LISTED RECORDS below:

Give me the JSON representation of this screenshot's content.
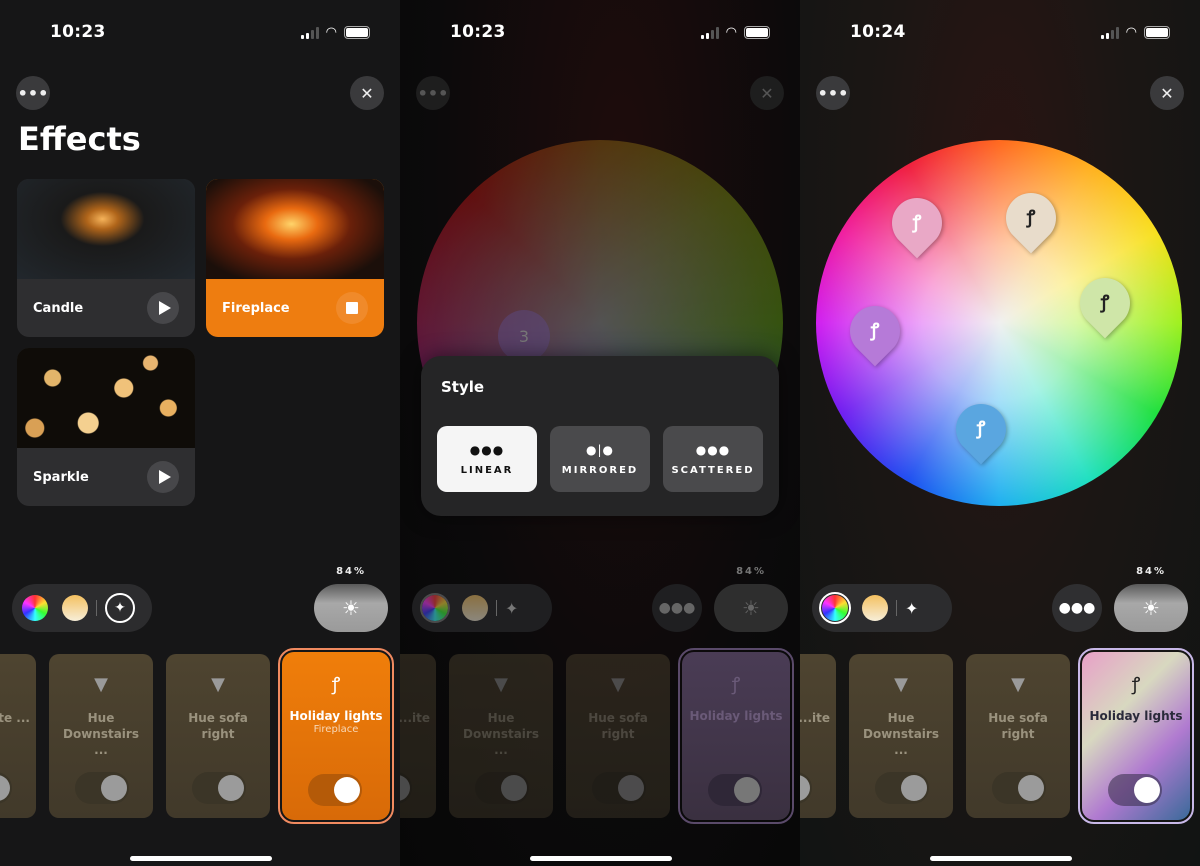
{
  "screens": [
    {
      "status": {
        "time": "10:23"
      },
      "title": "Effects",
      "effects": [
        {
          "label": "Candle",
          "state": "play"
        },
        {
          "label": "Fireplace",
          "state": "stop",
          "active": true
        },
        {
          "label": "Sparkle",
          "state": "play"
        }
      ],
      "brightness": "84%",
      "lights": [
        {
          "name": "...ite ...",
          "partial": true
        },
        {
          "name": "Hue Downstairs ..."
        },
        {
          "name": "Hue sofa right"
        },
        {
          "name": "Holiday lights",
          "subtitle": "Fireplace",
          "on": true
        }
      ]
    },
    {
      "status": {
        "time": "10:23"
      },
      "wheel_marker": "3",
      "style_sheet": {
        "title": "Style",
        "options": [
          {
            "label": "LINEAR",
            "icon": "linear-icon",
            "selected": true
          },
          {
            "label": "MIRRORED",
            "icon": "mirrored-icon"
          },
          {
            "label": "SCATTERED",
            "icon": "scattered-icon"
          }
        ]
      },
      "brightness": "84%",
      "lights": [
        {
          "name": "...ite"
        },
        {
          "name": "Hue Downstairs ..."
        },
        {
          "name": "Hue sofa right"
        },
        {
          "name": "Holiday lights",
          "on": true
        }
      ]
    },
    {
      "status": {
        "time": "10:24"
      },
      "pins": [
        {
          "color": "#e9a8c6",
          "label": "pink"
        },
        {
          "color": "#e8dccb",
          "label": "warm-white"
        },
        {
          "color": "#cfe6a8",
          "label": "light-green"
        },
        {
          "color": "#b67ad8",
          "label": "purple"
        },
        {
          "color": "#5aa6e0",
          "label": "blue"
        }
      ],
      "brightness": "84%",
      "lights": [
        {
          "name": "...ite"
        },
        {
          "name": "Hue Downstairs ..."
        },
        {
          "name": "Hue sofa right"
        },
        {
          "name": "Holiday lights",
          "on": true
        }
      ]
    }
  ],
  "icons": {
    "more": "•••",
    "close": "✕",
    "sun": "☀",
    "sparkle": "✦",
    "bulb": "▼",
    "string_lights": "ꝭ",
    "linear": "●●●",
    "mirrored": "●|●",
    "scattered": "●●●"
  }
}
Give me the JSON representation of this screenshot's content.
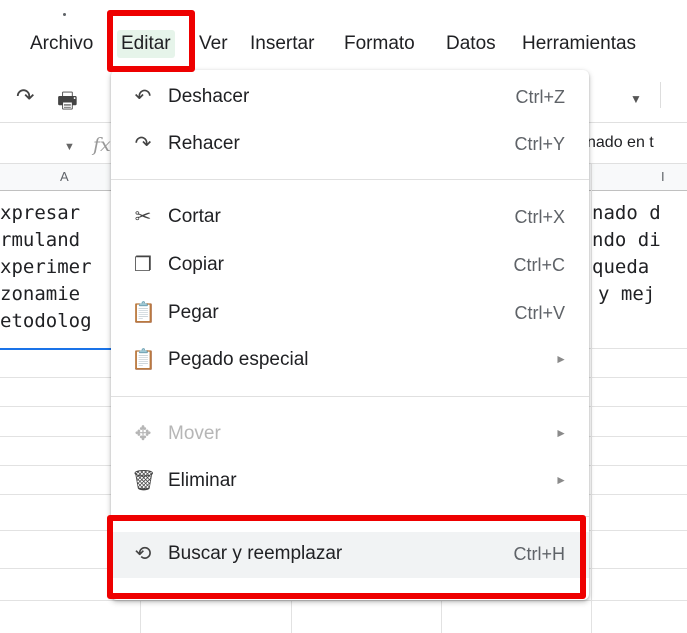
{
  "menubar": {
    "items": [
      "Archivo",
      "Editar",
      "Ver",
      "Insertar",
      "Formato",
      "Datos",
      "Herramientas"
    ]
  },
  "formula": {
    "fx": "fx",
    "right_text": "nado en t"
  },
  "grid": {
    "col_a": "A",
    "col_right": "I",
    "left_lines": [
      "xpresar",
      "rmuland",
      "xperimer",
      "zonamie",
      "etodolog"
    ],
    "right_lines": [
      "nado d",
      "ndo di",
      "queda",
      "y mej"
    ]
  },
  "menu": {
    "items": [
      {
        "label": "Deshacer",
        "shortcut": "Ctrl+Z",
        "icon": "undo-icon"
      },
      {
        "label": "Rehacer",
        "shortcut": "Ctrl+Y",
        "icon": "redo-icon"
      },
      {
        "label": "Cortar",
        "shortcut": "Ctrl+X",
        "icon": "scissors-icon"
      },
      {
        "label": "Copiar",
        "shortcut": "Ctrl+C",
        "icon": "copy-icon"
      },
      {
        "label": "Pegar",
        "shortcut": "Ctrl+V",
        "icon": "paste-icon"
      },
      {
        "label": "Pegado especial",
        "shortcut": "",
        "icon": "paste-special-icon"
      },
      {
        "label": "Mover",
        "shortcut": "",
        "icon": "move-icon"
      },
      {
        "label": "Eliminar",
        "shortcut": "",
        "icon": "trash-icon"
      },
      {
        "label": "Buscar y reemplazar",
        "shortcut": "Ctrl+H",
        "icon": "find-replace-icon"
      }
    ]
  },
  "colors": {
    "highlight": "#ee0000",
    "active_menu_bg": "#e6f4ea",
    "selection": "#1a73e8"
  }
}
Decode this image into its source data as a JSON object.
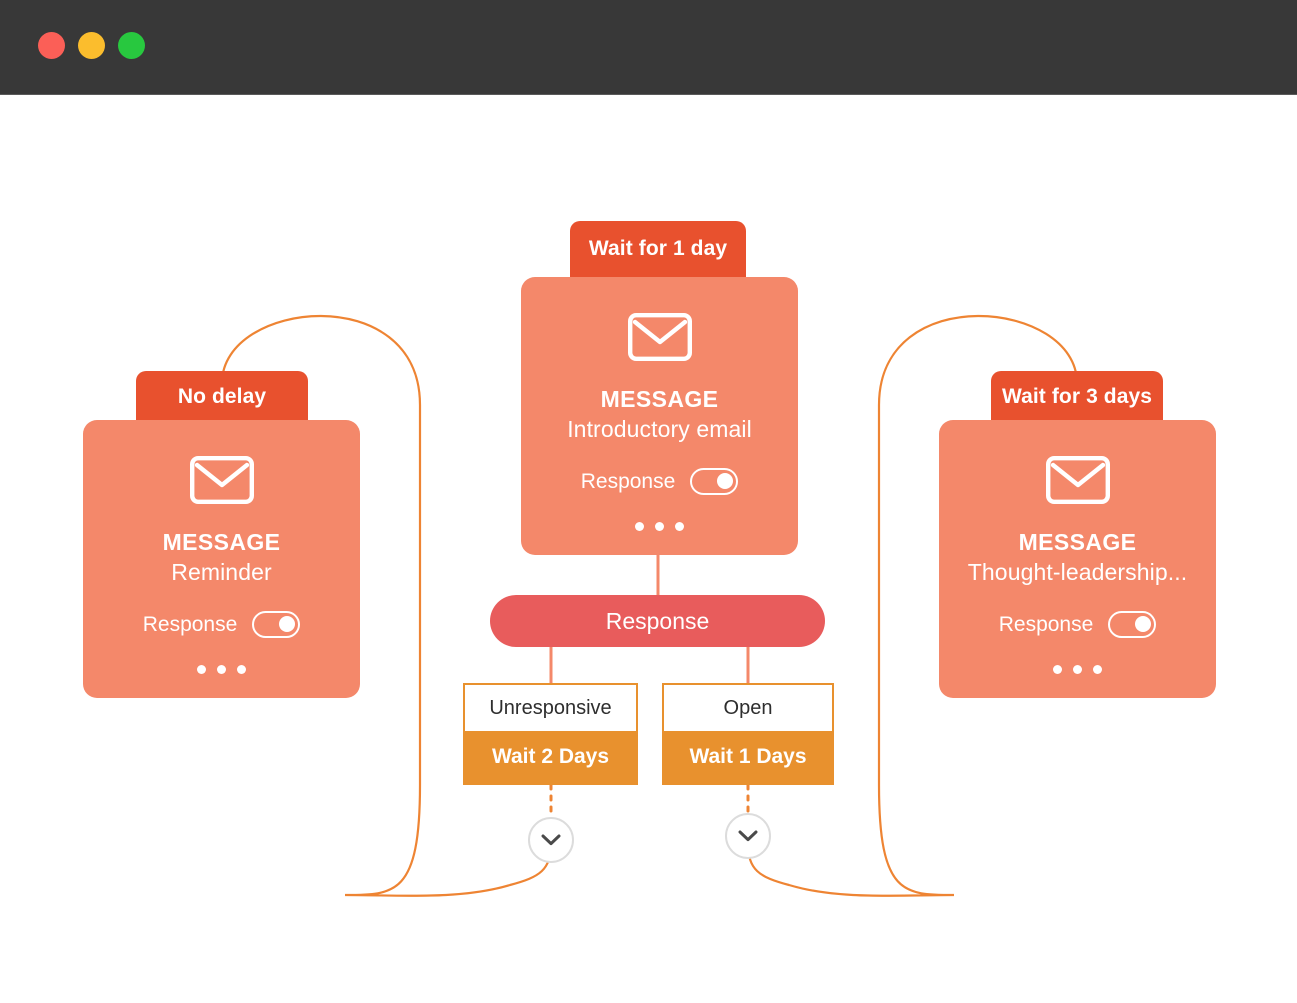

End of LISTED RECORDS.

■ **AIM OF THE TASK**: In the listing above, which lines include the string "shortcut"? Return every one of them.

■ **ANSWER AREA**:
        "shortcut": "Ctrl+Z",
        "shortcut": "Ctrl+Y",
        "shortcut": "Ctrl+X",
        "shortcut": "Ctrl+C",
        "shortcut": "Ctrl+V",
        "shortcut": "",
        "shortcut": "",
        "shortcut": "",
        "shortcut": "Ctrl+H",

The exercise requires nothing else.